The U.S. Department of Justice and the Environmental Protection Agency (EPA) say they have reached a settlement with Punch It Performance and Tuning, and Michael Paul Schimmack resolving alleged violations of the Clean Air Act (CAA) for the manufacture and sale of aftermarket products that defeat the emissions control systems of motor vehicles.
EPA has recently begun a National Compliance Initiative on Stopping Aftermarket Defeat Devices for Vehicles and Engines.
Examples of other similar civil judicial settlements are EPA’s recent actions with Performance Diesel Inc. and Derive Systems. To report a violation, send an email to firstname.lastname@example.org or submit the information through the EPA’s website.
Also included are other companies and individuals close to Schimmack (Defendants).The complaint also alleged that certain defendants fraudulently transferred assets after learning of the EPA claims in an effort to avoid payment of penalties in the case. EPA stared the case in 2016.
The defendants manufactured and/or sold more than 20,000 aftermarket defeat devices. These products were designed for a range of certified motor vehicles and motor vehicle engines including vehicles manufactured by Ford, General Motors, and Fiat Chrysler. The aftermarket products sold by defendants included hardware components and electronic tuning software, known as “tunes,” that hack into and reprogram a motor vehicle’s electronic control module to alter engine performance and enable the removal of filters, catalysts and other emissions controls that reduce air pollution.

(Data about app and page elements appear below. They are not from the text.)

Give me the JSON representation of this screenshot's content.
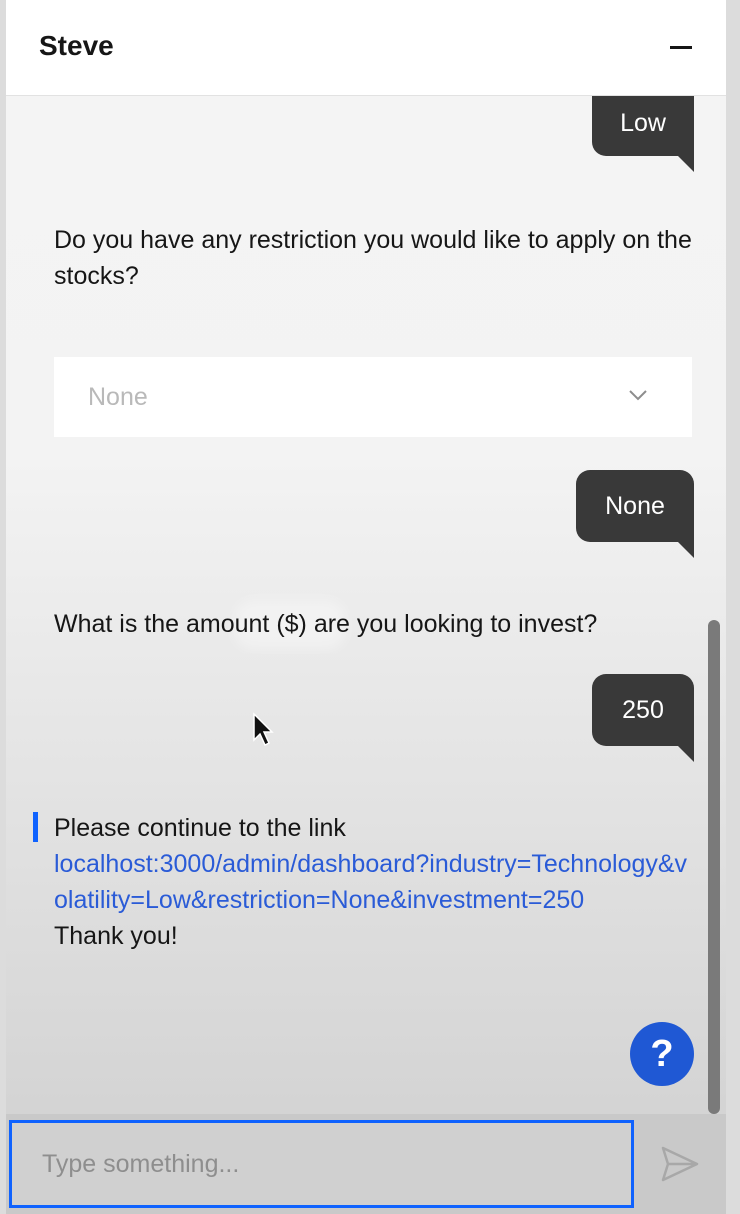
{
  "header": {
    "title": "Steve",
    "minimize_icon": "minus-icon"
  },
  "messages": {
    "user_volatility": "Low",
    "bot_restriction_question": "Do you have any restriction you would like to apply on the stocks?",
    "restriction_dropdown": {
      "selected": "None",
      "icon": "chevron-down-icon"
    },
    "user_restriction": "None",
    "bot_amount_question": "What is the amount ($) are you looking to invest?",
    "user_amount": "250",
    "bot_final": {
      "intro": "Please continue to the link",
      "link": "localhost:3000/admin/dashboard?industry=Technology&volatility=Low&restriction=None&investment=250",
      "outro": "Thank you!"
    }
  },
  "help_button": {
    "label": "?"
  },
  "composer": {
    "placeholder": "Type something...",
    "value": "",
    "send_icon": "send-icon"
  },
  "colors": {
    "accent": "#0f62fe",
    "bubble": "#393939",
    "link": "#2a5bd7",
    "help": "#1f58d4"
  }
}
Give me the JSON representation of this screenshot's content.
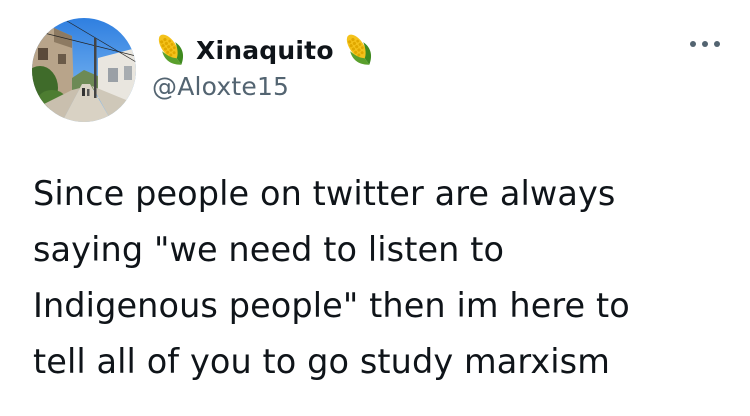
{
  "tweet": {
    "author": {
      "display_name": "Xinaquito",
      "handle": "@Aloxte15",
      "name_emoji_left": "corn-icon",
      "name_emoji_right": "corn-icon",
      "avatar": "street-photo-avatar"
    },
    "more_icon": "more-horizontal-icon",
    "text_lines": [
      "Since people on twitter are always",
      "saying \"we need to listen to",
      "Indigenous people\" then im here to",
      "tell all of you to go study marxism"
    ]
  },
  "colors": {
    "text_primary": "#0f1419",
    "text_secondary": "#536471",
    "background": "#ffffff"
  }
}
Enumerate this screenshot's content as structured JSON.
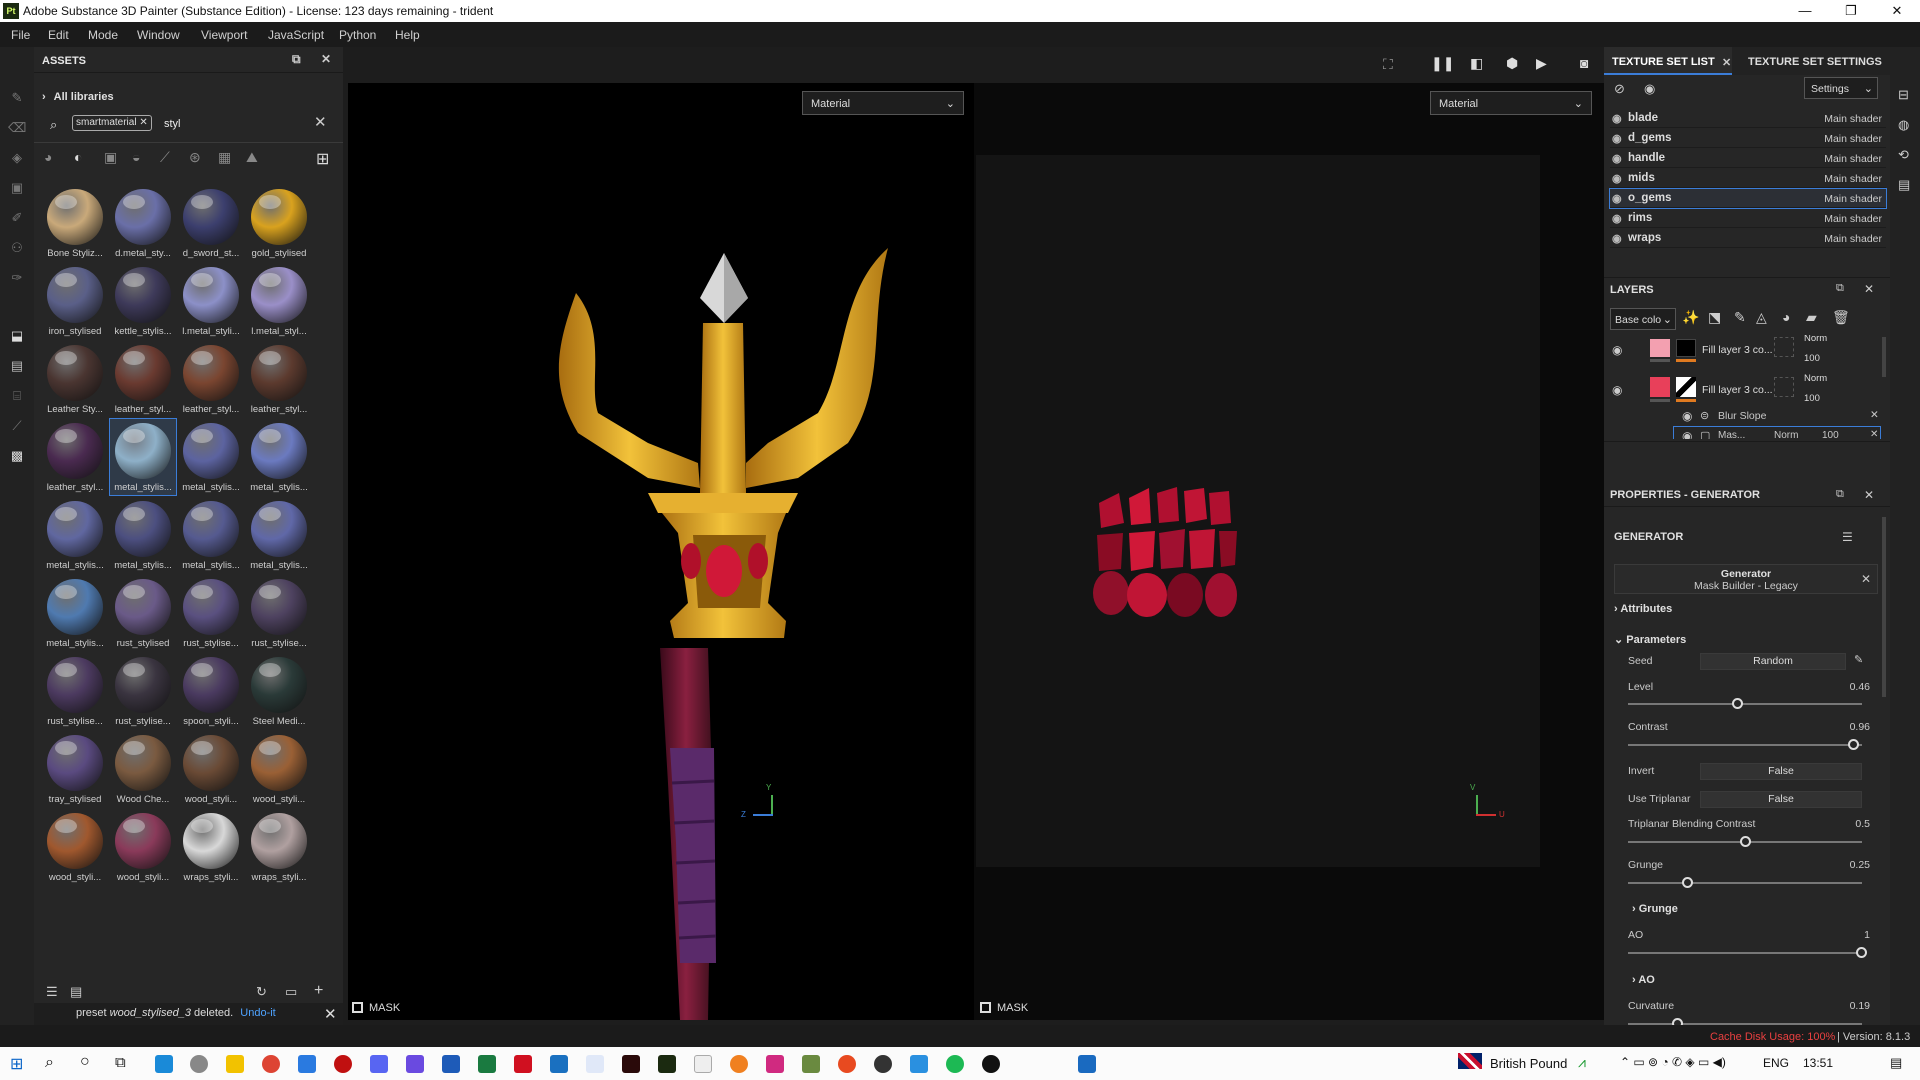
{
  "window": {
    "title": "Adobe Substance 3D Painter (Substance Edition) - License: 123 days remaining - trident",
    "app_icon": "Pt",
    "controls": [
      "—",
      "❐",
      "✕"
    ]
  },
  "menu": [
    "File",
    "Edit",
    "Mode",
    "Window",
    "Viewport",
    "JavaScript",
    "Python",
    "Help"
  ],
  "assets": {
    "title": "ASSETS",
    "library": "All libraries",
    "filter_tag": "smartmaterial",
    "search_value": "styl",
    "items": [
      {
        "label": "Bone Styliz...",
        "color": "#c9a97a"
      },
      {
        "label": "d.metal_sty...",
        "color": "#6a6fa8"
      },
      {
        "label": "d_sword_st...",
        "color": "#3c3f6e"
      },
      {
        "label": "gold_stylised",
        "color": "#d9a21e"
      },
      {
        "label": "iron_stylised",
        "color": "#5a5f88"
      },
      {
        "label": "kettle_stylis...",
        "color": "#3e3a5a"
      },
      {
        "label": "l.metal_styli...",
        "color": "#8c90c8"
      },
      {
        "label": "l.metal_styl...",
        "color": "#9a8fc8"
      },
      {
        "label": "Leather Sty...",
        "color": "#4a3531"
      },
      {
        "label": "leather_styl...",
        "color": "#6a3a30"
      },
      {
        "label": "leather_styl...",
        "color": "#7a4530"
      },
      {
        "label": "leather_styl...",
        "color": "#5c3a2e"
      },
      {
        "label": "leather_styl...",
        "color": "#4a2a50"
      },
      {
        "label": "metal_stylis...",
        "color": "#8eb0c8"
      },
      {
        "label": "metal_stylis...",
        "color": "#5c63a0"
      },
      {
        "label": "metal_stylis...",
        "color": "#6b7ac0"
      },
      {
        "label": "metal_stylis...",
        "color": "#6067a0"
      },
      {
        "label": "metal_stylis...",
        "color": "#4c4f80"
      },
      {
        "label": "metal_stylis...",
        "color": "#555a90"
      },
      {
        "label": "metal_stylis...",
        "color": "#6068a8"
      },
      {
        "label": "metal_stylis...",
        "color": "#4f7ab0"
      },
      {
        "label": "rust_stylised",
        "color": "#6a5a88"
      },
      {
        "label": "rust_stylise...",
        "color": "#5a5080"
      },
      {
        "label": "rust_stylise...",
        "color": "#4e4260"
      },
      {
        "label": "rust_stylise...",
        "color": "#4c3a60"
      },
      {
        "label": "rust_stylise...",
        "color": "#3a3440"
      },
      {
        "label": "spoon_styli...",
        "color": "#4a3a60"
      },
      {
        "label": "Steel Medi...",
        "color": "#2a3a38"
      },
      {
        "label": "tray_stylised",
        "color": "#5a4a80"
      },
      {
        "label": "Wood Che...",
        "color": "#7a5a40"
      },
      {
        "label": "wood_styli...",
        "color": "#6a4a35"
      },
      {
        "label": "wood_styli...",
        "color": "#9a6035"
      },
      {
        "label": "wood_styli...",
        "color": "#a0582e"
      },
      {
        "label": "wood_styli...",
        "color": "#8a3a5a"
      },
      {
        "label": "wraps_styli...",
        "color": "#d8d8d8"
      },
      {
        "label": "wraps_styli...",
        "color": "#b0a0a0"
      }
    ],
    "toast_prefix": "preset ",
    "toast_name": "wood_stylised_3",
    "toast_suffix": "deleted.",
    "toast_undo": "Undo-it"
  },
  "viewport": {
    "left_mode": "Material",
    "right_mode": "Material",
    "left_mask": "MASK",
    "right_mask": "MASK",
    "left_axis_y": "Y",
    "left_axis_z": "Z",
    "right_axis_v": "V",
    "right_axis_u": "U"
  },
  "texture_sets": {
    "tab1": "TEXTURE SET LIST",
    "tab2": "TEXTURE SET SETTINGS",
    "settings": "Settings",
    "rows": [
      {
        "name": "blade",
        "shader": "Main shader"
      },
      {
        "name": "d_gems",
        "shader": "Main shader"
      },
      {
        "name": "handle",
        "shader": "Main shader"
      },
      {
        "name": "mids",
        "shader": "Main shader"
      },
      {
        "name": "o_gems",
        "shader": "Main shader"
      },
      {
        "name": "rims",
        "shader": "Main shader"
      },
      {
        "name": "wraps",
        "shader": "Main shader"
      }
    ]
  },
  "layers": {
    "title": "LAYERS",
    "channel": "Base colo",
    "rows": [
      {
        "name": "Fill layer 3 co...",
        "blend": "Norm",
        "opacity": "100"
      },
      {
        "name": "Fill layer 3 co...",
        "blend": "Norm",
        "opacity": "100"
      }
    ],
    "effect1": "Blur Slope",
    "effect2_name": "Mas...",
    "effect2_blend": "Norm",
    "effect2_opacity": "100"
  },
  "properties": {
    "title": "PROPERTIES - GENERATOR",
    "section": "GENERATOR",
    "gen_name": "Generator",
    "gen_sub": "Mask Builder - Legacy",
    "attributes": "Attributes",
    "parameters": "Parameters",
    "seed_label": "Seed",
    "seed_value": "Random",
    "level_label": "Level",
    "level_value": "0.46",
    "contrast_label": "Contrast",
    "contrast_value": "0.96",
    "invert_label": "Invert",
    "invert_value": "False",
    "triplanar_label": "Use Triplanar",
    "triplanar_value": "False",
    "tbc_label": "Triplanar Blending Contrast",
    "tbc_value": "0.5",
    "grunge_label": "Grunge",
    "grunge_value": "0.25",
    "grunge_section": "Grunge",
    "ao_label": "AO",
    "ao_value": "1",
    "ao_section": "AO",
    "curvature_label": "Curvature",
    "curvature_value": "0.19"
  },
  "status": {
    "cache": "Cache Disk Usage: 100%",
    "version": "| Version: 8.1.3"
  },
  "taskbar": {
    "currency": "British Pound",
    "lang": "ENG",
    "time": "13:51"
  }
}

Under the settlement, under review at the U.S. District Court for the Middle District of Florida, defendants, who have stopped manufacturing and selling defeat device products, will pay a civil penalty of $850,000. The defendants also agree to stay out of the business of selling the illegal products, to surrender the computer code used in the products and to stop providing technical and warranty support for the defeat devices already sold.
“EPA will vigorously pursue and prosecute companies who attempt to circumvent emission controls that are required to reduce air pollution,” said EPA Assistant Administrator for Enforcement and Compliance Assurance Susan Bodine. “This case illustrates why stopping the manufacture, sale, and installation of aftermarket defeat devices is an EPA National Compliance Initiative.”
Under the CAA, it is illegal to manufacture or sell parts or components for motor vehicles and motor vehicle engines that bypass, defeat, or render inoperative elements of design that were installed by the vehicle or engine original equipment manufacturer to comply with CAA emission standards. The complaint filed in the case alleges that each act of manufacturing and each sale constitutes a violation of the CAA.
The complaint says that after EPA notified the defendants in 2016 of its intent to take enforcement action, the corporate defendants transferred real estate and large sums of money to one or more of the individual defendants in their personal capacities. The U.S. alleges these were fraudulent transfers under the Federal Debt Collection Procedures Act.
In addition to their civil penalty of $850,000, defendants will also do the following:
- Surrender all intellectual property to EPA, including programming, files, software, source code, design, instructions, or other information that could be used to manufacture tunes;
- Certify that no products have been manufactured or sold since March 2017;
- Certify that no intellectual property has been transferred to any party other than EPA; and
- Refuse to provide technical support or honor warranty claims for products subject to the consent decree.
Members of the public can help protect our environment by identifying and reporting environmental violations. Learn more here: https://echo.epa.gov/report-environmental-violations.